▶ Work required:
Among the entries that follow, count the lines with the word "icon" and report the number by itself.

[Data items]
=======

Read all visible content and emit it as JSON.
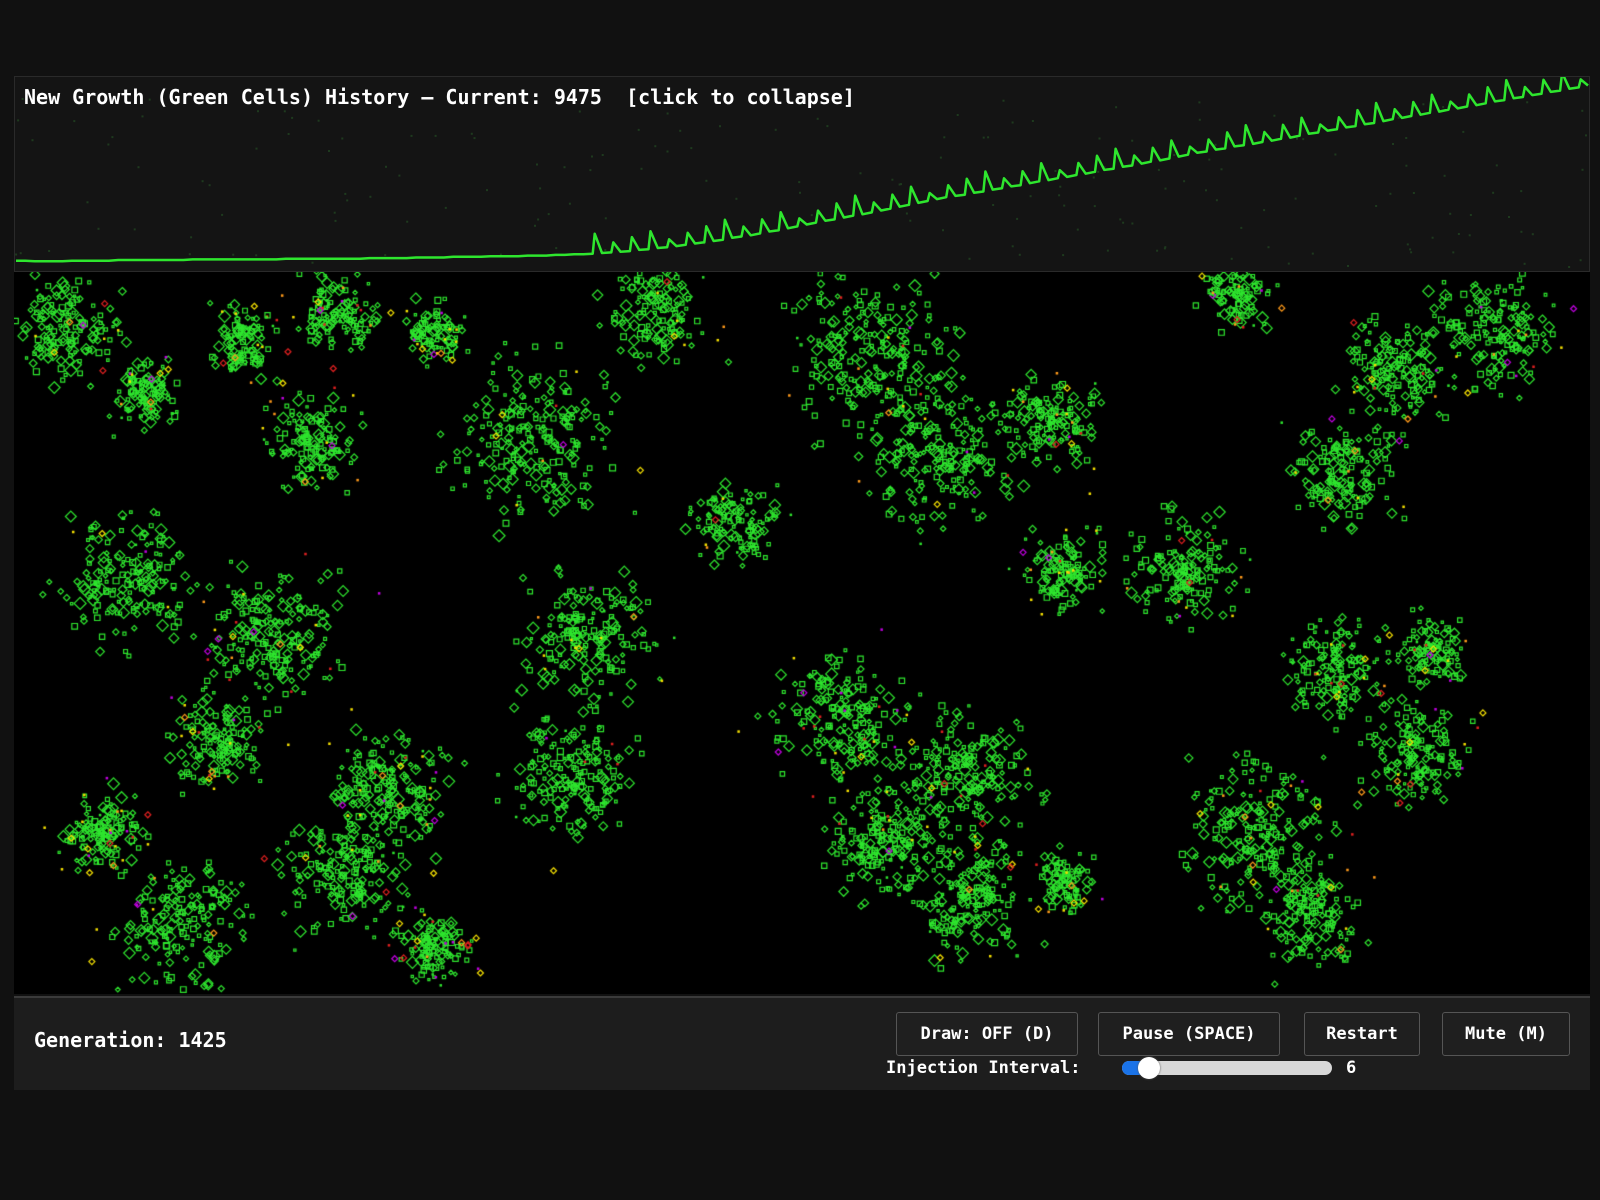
{
  "history": {
    "title_prefix": "New Growth (Green Cells) History — Current: ",
    "current": "9475",
    "collapse_hint": "[click to collapse]",
    "line_color": "#2ee62e",
    "values": [
      100,
      100,
      99,
      99,
      99,
      99,
      100,
      100,
      100,
      100,
      100,
      101,
      101,
      101,
      101,
      101,
      101,
      101,
      101,
      102,
      102,
      102,
      102,
      102,
      102,
      102,
      102,
      102,
      102,
      103,
      103,
      103,
      103,
      103,
      103,
      103,
      103,
      103,
      104,
      104,
      104,
      104,
      104,
      105,
      105,
      105,
      105,
      106,
      106,
      106,
      106,
      107,
      107,
      107,
      107,
      108,
      108,
      108,
      109,
      109,
      110,
      110,
      111,
      112,
      113,
      114,
      115,
      117,
      118,
      120,
      121,
      123,
      125,
      127,
      129,
      131,
      133,
      136,
      138,
      140,
      143,
      146,
      148,
      151,
      154,
      157,
      160,
      163,
      165,
      168,
      171,
      173,
      176,
      179,
      182,
      185,
      188,
      191,
      194,
      197,
      200,
      202,
      204,
      207,
      209,
      212,
      214,
      217,
      219,
      222,
      225,
      227,
      230,
      232,
      235,
      237,
      240,
      243,
      245,
      248,
      250,
      253,
      256,
      258,
      261,
      264,
      267,
      270,
      272,
      275,
      277,
      280,
      282,
      284,
      287,
      289,
      292,
      294,
      297,
      300,
      302,
      305,
      307,
      310,
      312,
      315,
      317,
      320,
      323,
      325,
      328,
      330,
      333,
      335,
      338,
      340,
      343,
      345,
      348,
      351,
      353,
      356,
      358,
      361,
      363,
      366,
      368,
      371,
      373,
      376
    ]
  },
  "grid": {
    "green": "#2ee62e",
    "yellow": "#f5e000",
    "orange": "#ff9a1a",
    "red": "#e02020",
    "magenta": "#c000e0"
  },
  "controls": {
    "generation_label": "Generation: ",
    "generation_value": "1425",
    "draw_label": "Draw: OFF (D)",
    "pause_label": "Pause (SPACE)",
    "restart_label": "Restart",
    "mute_label": "Mute (M)",
    "injection_label": "Injection Interval:",
    "injection_value": "6",
    "injection_min": 1,
    "injection_max": 60,
    "slider_color": "#1a73e8"
  }
}
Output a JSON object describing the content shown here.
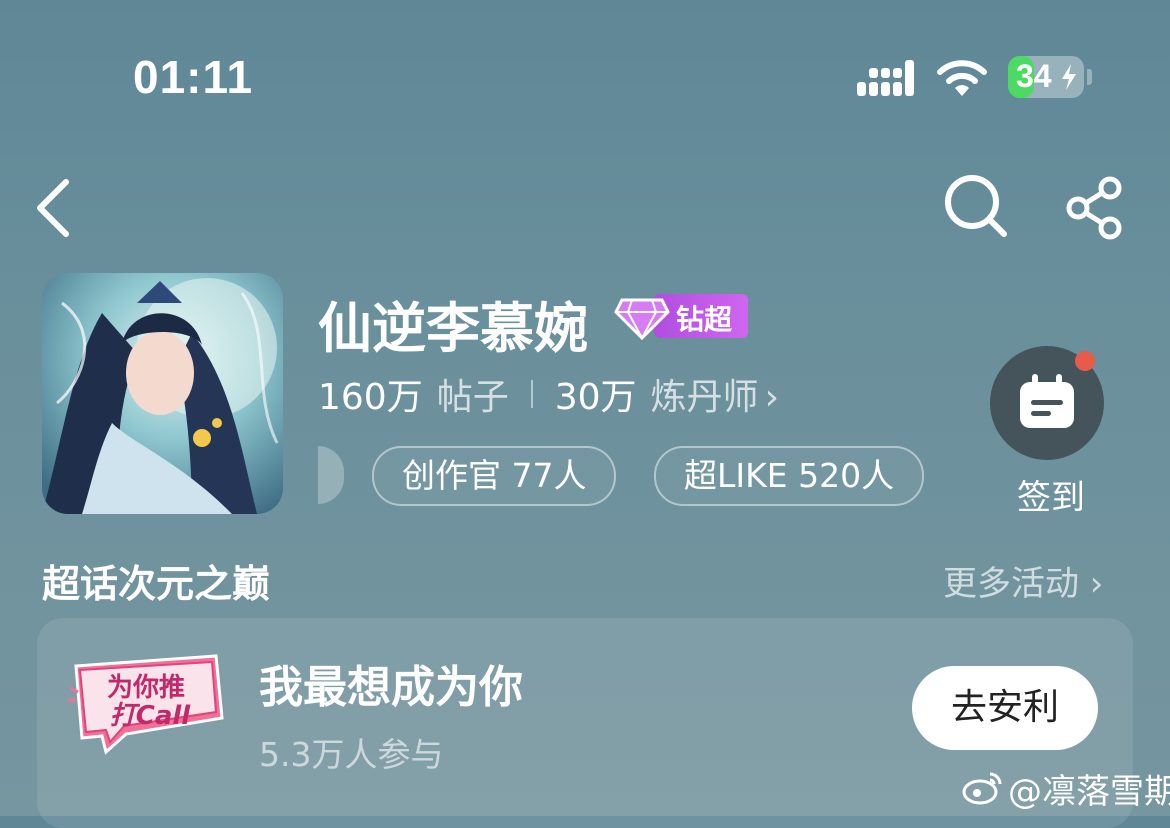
{
  "status_bar": {
    "time": "01:11",
    "battery": "34",
    "battery_level": 0.34
  },
  "header": {
    "back_icon": "chevron-left-icon",
    "search_icon": "search-icon",
    "share_icon": "share-icon"
  },
  "topic": {
    "title": "仙逆李慕婉",
    "badge": "钻超",
    "stats": [
      {
        "num": "160万",
        "label": "帖子"
      },
      {
        "num": "30万",
        "label": "炼丹师"
      }
    ],
    "stats_chevron": "›",
    "pills": [
      "创作官 77人",
      "超LIKE 520人"
    ],
    "checkin_label": "签到"
  },
  "section": {
    "title": "超话次元之巅",
    "more": "更多活动 ›"
  },
  "card": {
    "logo_text_line1": "为你推",
    "logo_text_line2": "打Call",
    "title": "我最想成为你",
    "subtitle": "5.3万人参与",
    "button": "去安利"
  },
  "watermark": "@凛落雪期",
  "colors": {
    "accent_purple": "#c25ce8",
    "notification_red": "#e85a4a",
    "battery_green": "#4cd964"
  }
}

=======

▶ Response:
3